== Segment start ==
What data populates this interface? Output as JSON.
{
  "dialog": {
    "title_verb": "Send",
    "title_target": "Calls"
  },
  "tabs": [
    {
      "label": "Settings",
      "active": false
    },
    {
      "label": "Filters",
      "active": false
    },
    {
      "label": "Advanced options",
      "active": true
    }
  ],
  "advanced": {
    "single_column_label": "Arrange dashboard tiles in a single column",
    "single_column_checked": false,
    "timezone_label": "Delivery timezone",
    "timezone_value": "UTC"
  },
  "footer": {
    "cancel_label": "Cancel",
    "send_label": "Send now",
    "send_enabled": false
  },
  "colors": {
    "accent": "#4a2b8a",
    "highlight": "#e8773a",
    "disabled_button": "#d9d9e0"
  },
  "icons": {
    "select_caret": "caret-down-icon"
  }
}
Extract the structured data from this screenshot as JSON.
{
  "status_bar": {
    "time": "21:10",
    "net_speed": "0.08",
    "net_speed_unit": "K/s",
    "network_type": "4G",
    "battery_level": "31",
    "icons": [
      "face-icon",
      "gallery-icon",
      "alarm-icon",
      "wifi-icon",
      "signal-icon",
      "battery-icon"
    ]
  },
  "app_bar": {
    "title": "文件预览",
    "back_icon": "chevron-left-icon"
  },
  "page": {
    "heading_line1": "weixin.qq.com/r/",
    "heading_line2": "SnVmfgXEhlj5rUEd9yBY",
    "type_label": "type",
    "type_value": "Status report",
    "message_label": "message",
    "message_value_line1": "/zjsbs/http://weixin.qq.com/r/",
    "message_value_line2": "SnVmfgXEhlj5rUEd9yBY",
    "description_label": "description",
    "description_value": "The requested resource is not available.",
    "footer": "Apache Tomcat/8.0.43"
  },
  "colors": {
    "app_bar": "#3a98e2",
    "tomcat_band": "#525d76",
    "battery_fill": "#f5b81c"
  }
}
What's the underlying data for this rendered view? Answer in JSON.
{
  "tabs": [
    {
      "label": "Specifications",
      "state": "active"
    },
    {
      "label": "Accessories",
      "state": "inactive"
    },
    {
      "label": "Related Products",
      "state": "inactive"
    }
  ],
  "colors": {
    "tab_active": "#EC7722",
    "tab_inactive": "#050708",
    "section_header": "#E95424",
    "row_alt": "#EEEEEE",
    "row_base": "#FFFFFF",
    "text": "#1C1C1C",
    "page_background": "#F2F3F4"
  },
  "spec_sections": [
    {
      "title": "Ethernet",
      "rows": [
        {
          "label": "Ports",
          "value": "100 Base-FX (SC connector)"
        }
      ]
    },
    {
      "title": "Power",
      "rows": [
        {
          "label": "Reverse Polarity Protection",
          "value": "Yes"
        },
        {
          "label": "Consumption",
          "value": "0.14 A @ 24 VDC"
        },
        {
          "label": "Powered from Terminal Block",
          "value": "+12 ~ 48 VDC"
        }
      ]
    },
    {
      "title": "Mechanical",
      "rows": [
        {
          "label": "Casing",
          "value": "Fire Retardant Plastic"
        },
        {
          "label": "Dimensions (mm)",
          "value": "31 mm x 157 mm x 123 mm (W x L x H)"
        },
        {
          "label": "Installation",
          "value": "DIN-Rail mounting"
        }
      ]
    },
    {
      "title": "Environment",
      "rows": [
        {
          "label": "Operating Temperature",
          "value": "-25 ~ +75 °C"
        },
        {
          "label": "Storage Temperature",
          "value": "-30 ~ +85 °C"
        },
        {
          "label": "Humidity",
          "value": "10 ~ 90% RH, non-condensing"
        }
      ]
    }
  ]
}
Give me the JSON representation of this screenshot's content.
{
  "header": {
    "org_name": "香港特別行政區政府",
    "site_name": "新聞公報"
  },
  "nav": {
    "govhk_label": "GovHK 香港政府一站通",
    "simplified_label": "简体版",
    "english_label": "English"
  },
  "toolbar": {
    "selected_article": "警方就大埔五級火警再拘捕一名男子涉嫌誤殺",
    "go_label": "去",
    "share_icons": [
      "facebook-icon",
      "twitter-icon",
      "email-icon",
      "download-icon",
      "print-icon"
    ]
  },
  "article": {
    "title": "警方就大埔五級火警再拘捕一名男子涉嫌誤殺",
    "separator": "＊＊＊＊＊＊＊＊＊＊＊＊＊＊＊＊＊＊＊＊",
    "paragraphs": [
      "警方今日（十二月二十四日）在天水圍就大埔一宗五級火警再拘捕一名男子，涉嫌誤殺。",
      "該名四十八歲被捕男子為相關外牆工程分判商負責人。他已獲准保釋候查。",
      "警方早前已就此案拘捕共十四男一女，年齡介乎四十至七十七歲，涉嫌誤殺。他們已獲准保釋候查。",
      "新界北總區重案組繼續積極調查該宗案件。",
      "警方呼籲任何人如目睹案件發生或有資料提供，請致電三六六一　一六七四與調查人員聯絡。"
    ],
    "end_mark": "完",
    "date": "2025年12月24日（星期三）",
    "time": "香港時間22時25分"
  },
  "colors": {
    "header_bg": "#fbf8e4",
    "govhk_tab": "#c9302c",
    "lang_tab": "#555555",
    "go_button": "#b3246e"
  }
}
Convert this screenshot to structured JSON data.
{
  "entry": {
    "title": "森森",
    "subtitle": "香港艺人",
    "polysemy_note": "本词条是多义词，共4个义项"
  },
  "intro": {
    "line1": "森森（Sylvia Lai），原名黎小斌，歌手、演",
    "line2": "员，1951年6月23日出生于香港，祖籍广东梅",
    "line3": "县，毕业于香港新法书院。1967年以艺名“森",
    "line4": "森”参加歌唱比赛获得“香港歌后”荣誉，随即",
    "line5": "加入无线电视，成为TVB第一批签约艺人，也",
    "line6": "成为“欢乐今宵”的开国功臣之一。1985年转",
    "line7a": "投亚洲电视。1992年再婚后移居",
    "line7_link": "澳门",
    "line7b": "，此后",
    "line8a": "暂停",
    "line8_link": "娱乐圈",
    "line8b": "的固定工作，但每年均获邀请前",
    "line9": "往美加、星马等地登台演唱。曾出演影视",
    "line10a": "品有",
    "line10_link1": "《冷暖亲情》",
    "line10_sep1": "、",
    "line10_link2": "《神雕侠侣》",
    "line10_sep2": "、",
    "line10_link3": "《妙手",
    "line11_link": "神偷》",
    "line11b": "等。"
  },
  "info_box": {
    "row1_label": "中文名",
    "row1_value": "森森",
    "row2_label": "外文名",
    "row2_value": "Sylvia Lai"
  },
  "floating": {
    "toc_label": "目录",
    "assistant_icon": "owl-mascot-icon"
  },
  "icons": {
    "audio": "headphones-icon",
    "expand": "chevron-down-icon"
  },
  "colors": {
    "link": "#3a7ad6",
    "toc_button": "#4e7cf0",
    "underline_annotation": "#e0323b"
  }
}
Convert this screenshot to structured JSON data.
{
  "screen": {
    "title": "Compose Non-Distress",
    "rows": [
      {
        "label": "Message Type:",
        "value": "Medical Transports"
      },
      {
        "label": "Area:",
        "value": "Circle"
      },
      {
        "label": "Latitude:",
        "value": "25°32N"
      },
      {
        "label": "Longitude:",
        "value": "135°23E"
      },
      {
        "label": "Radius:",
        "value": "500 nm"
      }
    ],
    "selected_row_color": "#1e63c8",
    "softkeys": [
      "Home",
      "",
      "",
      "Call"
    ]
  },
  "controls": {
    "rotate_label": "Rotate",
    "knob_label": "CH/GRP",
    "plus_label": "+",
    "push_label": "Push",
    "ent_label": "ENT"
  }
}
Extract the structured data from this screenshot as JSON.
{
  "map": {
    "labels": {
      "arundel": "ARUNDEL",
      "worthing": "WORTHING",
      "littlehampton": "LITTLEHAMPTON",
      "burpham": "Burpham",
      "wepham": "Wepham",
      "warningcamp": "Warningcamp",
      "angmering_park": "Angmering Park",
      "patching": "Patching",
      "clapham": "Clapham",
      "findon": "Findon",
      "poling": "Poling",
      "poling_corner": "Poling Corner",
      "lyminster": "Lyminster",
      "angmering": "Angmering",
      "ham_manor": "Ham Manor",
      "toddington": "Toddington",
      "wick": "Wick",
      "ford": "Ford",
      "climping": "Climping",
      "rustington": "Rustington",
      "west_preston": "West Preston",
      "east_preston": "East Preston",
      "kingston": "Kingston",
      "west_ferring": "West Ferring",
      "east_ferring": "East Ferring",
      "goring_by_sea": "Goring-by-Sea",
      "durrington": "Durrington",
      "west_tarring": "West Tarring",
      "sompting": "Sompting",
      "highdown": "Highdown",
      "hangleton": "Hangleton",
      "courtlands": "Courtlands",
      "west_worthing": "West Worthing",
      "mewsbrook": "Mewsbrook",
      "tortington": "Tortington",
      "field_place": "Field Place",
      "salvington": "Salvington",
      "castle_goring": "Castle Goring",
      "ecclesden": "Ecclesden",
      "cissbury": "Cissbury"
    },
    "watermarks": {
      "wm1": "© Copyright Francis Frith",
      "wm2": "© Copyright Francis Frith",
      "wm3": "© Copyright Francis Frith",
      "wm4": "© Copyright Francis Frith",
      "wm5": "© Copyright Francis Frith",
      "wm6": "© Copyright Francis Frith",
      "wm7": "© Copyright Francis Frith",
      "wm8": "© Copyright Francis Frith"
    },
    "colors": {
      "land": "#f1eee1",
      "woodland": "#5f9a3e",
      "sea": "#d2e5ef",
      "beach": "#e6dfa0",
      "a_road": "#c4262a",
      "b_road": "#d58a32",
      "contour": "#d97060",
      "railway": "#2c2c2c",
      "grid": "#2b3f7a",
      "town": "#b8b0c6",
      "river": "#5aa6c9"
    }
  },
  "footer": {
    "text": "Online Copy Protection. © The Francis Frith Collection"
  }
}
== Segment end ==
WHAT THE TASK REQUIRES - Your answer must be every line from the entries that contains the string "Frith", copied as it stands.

WRITTEN REPLY -
      "wm1": "© Copyright Francis Frith",
      "wm2": "© Copyright Francis Frith",
      "wm3": "© Copyright Francis Frith",
      "wm4": "© Copyright Francis Frith",
      "wm5": "© Copyright Francis Frith",
      "wm6": "© Copyright Francis Frith",
      "wm7": "© Copyright Francis Frith",
      "wm8": "© Copyright Francis Frith"
    "text": "Online Copy Protection. © The Francis Frith Collection"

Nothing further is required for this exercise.